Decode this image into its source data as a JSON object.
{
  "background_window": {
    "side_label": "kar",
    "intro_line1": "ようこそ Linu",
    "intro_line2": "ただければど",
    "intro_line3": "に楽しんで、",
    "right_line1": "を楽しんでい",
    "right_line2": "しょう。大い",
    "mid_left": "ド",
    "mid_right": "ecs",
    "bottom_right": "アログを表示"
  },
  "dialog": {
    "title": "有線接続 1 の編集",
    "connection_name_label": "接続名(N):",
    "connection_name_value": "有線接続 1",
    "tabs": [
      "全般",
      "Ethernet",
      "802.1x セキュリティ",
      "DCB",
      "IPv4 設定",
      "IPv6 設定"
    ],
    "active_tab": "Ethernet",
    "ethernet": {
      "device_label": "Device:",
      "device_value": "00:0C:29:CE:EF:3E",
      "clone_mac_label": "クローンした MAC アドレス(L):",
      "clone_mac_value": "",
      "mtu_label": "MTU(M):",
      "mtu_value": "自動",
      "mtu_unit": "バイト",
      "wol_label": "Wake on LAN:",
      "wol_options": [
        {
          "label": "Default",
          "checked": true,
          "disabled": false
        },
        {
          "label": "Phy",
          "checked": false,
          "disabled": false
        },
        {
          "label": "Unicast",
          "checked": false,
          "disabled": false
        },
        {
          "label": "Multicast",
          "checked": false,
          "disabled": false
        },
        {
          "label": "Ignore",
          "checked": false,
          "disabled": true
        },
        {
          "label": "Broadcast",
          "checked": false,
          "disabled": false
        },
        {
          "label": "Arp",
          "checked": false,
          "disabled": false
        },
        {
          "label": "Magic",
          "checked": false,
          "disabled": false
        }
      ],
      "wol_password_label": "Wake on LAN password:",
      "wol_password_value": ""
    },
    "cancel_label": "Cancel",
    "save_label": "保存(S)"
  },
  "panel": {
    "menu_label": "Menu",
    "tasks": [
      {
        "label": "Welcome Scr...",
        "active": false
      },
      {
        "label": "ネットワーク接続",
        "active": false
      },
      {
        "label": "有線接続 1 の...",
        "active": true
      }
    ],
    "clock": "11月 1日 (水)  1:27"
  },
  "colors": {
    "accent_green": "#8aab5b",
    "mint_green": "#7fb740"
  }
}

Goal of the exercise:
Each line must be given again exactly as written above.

Exercise solution:
Decode this image into its source data as a JSON object.
{
  "background_window": {
    "side_label": "kar",
    "intro_line1": "ようこそ Linu",
    "intro_line2": "ただければど",
    "intro_line3": "に楽しんで、",
    "right_line1": "を楽しんでい",
    "right_line2": "しょう。大い",
    "mid_left": "ド",
    "mid_right": "ecs",
    "bottom_right": "アログを表示"
  },
  "dialog": {
    "title": "有線接続 1 の編集",
    "connection_name_label": "接続名(N):",
    "connection_name_value": "有線接続 1",
    "tabs": [
      "全般",
      "Ethernet",
      "802.1x セキュリティ",
      "DCB",
      "IPv4 設定",
      "IPv6 設定"
    ],
    "active_tab": "Ethernet",
    "ethernet": {
      "device_label": "Device:",
      "device_value": "00:0C:29:CE:EF:3E",
      "clone_mac_label": "クローンした MAC アドレス(L):",
      "clone_mac_value": "",
      "mtu_label": "MTU(M):",
      "mtu_value": "自動",
      "mtu_unit": "バイト",
      "wol_label": "Wake on LAN:",
      "wol_options": [
        {
          "label": "Default",
          "checked": true,
          "disabled": false
        },
        {
          "label": "Phy",
          "checked": false,
          "disabled": false
        },
        {
          "label": "Unicast",
          "checked": false,
          "disabled": false
        },
        {
          "label": "Multicast",
          "checked": false,
          "disabled": false
        },
        {
          "label": "Ignore",
          "checked": false,
          "disabled": true
        },
        {
          "label": "Broadcast",
          "checked": false,
          "disabled": false
        },
        {
          "label": "Arp",
          "checked": false,
          "disabled": false
        },
        {
          "label": "Magic",
          "checked": false,
          "disabled": false
        }
      ],
      "wol_password_label": "Wake on LAN password:",
      "wol_password_value": ""
    },
    "cancel_label": "Cancel",
    "save_label": "保存(S)"
  },
  "panel": {
    "menu_label": "Menu",
    "tasks": [
      {
        "label": "Welcome Scr...",
        "active": false
      },
      {
        "label": "ネットワーク接続",
        "active": false
      },
      {
        "label": "有線接続 1 の...",
        "active": true
      }
    ],
    "clock": "11月 1日 (水)  1:27"
  },
  "colors": {
    "accent_green": "#8aab5b",
    "mint_green": "#7fb740"
  }
}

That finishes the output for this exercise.